JRS Mexico director, Pedro Arriaga Alarcon SJ, writes: "We continue accompanying displaced people in Chenalho, in the diocese of Chiapas, southern Mexico. The number of internally displaced people has decreased by one third following the recent returns of indigenous people who are members of the group 'Las Abejas' to their communities. "We are now planning to reformulate our work of pastoral accompaniment, to continue serving the people of Chenalho, Acteal and Polho, especially an estimated 6,500 people within our parish boundaries. We need prayers and support: in Chiapas, there is still impunity despite promises of justice made by the local authorities, promises as yet unfulfilled. Humanitarian aid is still very much needed in Chenalho." Note: Chenalho is a community in the southern state of Chiapas. For several years now, armed conflict has raged there, due to marginalisation and injustice suffered by indigenous people at the hands of large landowners and governmental authorities. Paramilitary groups harass families who have been linked to demands for justice. The displaced people continue to resist and to call for justice to return to their communities.



JRS project director, Will Coley, writes: "JRS US announces the opening of 'Wayfarer House' in Newark, New Jersey, a project to assist formerly detained refugees who have been released from immigration detention and have no community contacts or anywhere to stay. JRS has also recently hired a new social services coordinator, Subhash Kateel, to coordinate the program. "At present, Wayfarer House consists of a two-bedroom apartment within a building owned and operated by New Community Corporation. The apartment will house four people for a maximum of 90 to 120 days. The apartment will also be available for former detainees who need somewhere to stay temporarily before travelling elsewhere in the US. To assist individuals in rebuilding their lives in the US, JRS will assist in locating 'next step' housing and refer program participants to job training and placement programs, medical care, counselling, English classes and other services. Since there is only space for four people in the facility, we cannot guarantee housing in Wayfarer House but we can assist in locating other housing if necessary."

RECRUITMENT UPDATE - Bema Solis FI informs of the following vacancies

  • Nurse/health educator, Luena Angola
  • Priest pastoral workers, Meheba, Zambia & Luena, Angola
  • Administrator, Meheba, Zambia
  • Educationalist, Angola
For full details about these job opportunities, write to bema.solis@jesref.org or fax +39-06 6879283.

JRS DISPATCHES is from the International Office of Jesuit Refugee Service, CP 6139, 00195 Roma Prati, Italy.

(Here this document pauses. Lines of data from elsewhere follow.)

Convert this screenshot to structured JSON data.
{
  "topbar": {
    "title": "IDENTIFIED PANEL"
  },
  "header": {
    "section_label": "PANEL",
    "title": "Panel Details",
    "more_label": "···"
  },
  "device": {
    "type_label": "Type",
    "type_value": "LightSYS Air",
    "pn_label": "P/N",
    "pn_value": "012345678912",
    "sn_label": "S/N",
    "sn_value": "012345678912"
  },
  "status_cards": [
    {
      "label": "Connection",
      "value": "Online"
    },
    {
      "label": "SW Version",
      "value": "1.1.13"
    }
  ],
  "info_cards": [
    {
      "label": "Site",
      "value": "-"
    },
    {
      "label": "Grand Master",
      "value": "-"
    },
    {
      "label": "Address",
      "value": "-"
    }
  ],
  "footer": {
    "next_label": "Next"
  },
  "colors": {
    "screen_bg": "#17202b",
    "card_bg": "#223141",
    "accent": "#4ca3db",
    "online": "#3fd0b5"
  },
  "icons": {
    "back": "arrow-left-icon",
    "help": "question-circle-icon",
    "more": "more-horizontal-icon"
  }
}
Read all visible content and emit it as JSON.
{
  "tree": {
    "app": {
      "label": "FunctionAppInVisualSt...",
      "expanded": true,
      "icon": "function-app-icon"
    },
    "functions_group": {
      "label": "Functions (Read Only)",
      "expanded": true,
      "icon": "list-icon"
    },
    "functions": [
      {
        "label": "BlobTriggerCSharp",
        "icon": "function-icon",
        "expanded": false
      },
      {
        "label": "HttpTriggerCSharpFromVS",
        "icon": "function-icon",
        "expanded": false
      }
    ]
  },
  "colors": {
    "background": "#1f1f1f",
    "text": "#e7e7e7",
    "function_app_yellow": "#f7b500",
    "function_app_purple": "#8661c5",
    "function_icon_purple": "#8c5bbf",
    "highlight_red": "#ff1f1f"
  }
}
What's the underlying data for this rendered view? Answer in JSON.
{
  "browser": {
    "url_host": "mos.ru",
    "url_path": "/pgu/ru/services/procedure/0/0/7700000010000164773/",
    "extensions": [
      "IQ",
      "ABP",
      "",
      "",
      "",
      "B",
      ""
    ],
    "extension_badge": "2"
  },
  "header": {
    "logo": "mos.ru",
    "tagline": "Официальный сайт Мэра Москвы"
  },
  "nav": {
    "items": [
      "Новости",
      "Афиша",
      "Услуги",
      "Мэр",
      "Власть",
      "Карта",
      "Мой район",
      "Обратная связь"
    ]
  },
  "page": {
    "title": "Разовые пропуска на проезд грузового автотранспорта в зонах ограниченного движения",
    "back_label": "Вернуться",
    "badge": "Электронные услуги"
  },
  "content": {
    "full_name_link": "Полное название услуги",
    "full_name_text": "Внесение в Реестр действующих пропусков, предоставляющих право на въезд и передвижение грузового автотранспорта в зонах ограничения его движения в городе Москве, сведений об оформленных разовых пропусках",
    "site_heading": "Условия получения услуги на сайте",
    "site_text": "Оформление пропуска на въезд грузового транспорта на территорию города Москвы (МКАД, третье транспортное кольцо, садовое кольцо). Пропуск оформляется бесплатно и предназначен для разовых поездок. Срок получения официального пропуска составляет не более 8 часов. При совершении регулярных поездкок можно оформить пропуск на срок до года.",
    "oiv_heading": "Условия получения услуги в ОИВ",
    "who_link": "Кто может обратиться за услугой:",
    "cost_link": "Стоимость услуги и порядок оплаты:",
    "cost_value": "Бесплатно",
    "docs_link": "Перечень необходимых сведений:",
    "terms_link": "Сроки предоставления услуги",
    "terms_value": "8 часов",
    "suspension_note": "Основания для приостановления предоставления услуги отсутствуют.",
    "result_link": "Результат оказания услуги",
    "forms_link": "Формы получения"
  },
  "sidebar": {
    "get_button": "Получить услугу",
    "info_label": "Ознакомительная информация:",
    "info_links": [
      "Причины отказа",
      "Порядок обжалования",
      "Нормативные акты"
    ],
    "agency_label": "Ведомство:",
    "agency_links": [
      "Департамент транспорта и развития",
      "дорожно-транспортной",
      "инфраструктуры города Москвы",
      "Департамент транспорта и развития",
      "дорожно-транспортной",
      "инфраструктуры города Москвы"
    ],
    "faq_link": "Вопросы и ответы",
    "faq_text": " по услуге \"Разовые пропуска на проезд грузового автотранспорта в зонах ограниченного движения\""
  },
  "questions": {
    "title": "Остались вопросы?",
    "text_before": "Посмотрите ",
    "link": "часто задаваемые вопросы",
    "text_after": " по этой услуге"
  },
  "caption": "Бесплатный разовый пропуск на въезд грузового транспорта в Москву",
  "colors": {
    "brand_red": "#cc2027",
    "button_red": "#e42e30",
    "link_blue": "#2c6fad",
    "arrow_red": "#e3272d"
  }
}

Tel: +39-06 689.77.391; Fax: +39-06 687.92.83; Email: dispatches@jesref.org; JRS on-line: http://www.jesref.org; Publisher: Lluis Magrina SJ; Editor: Danielle Vella; Translation: Edith Castel (French), Francesca Campolongo (Italian), Nieves Delgado (Spanish)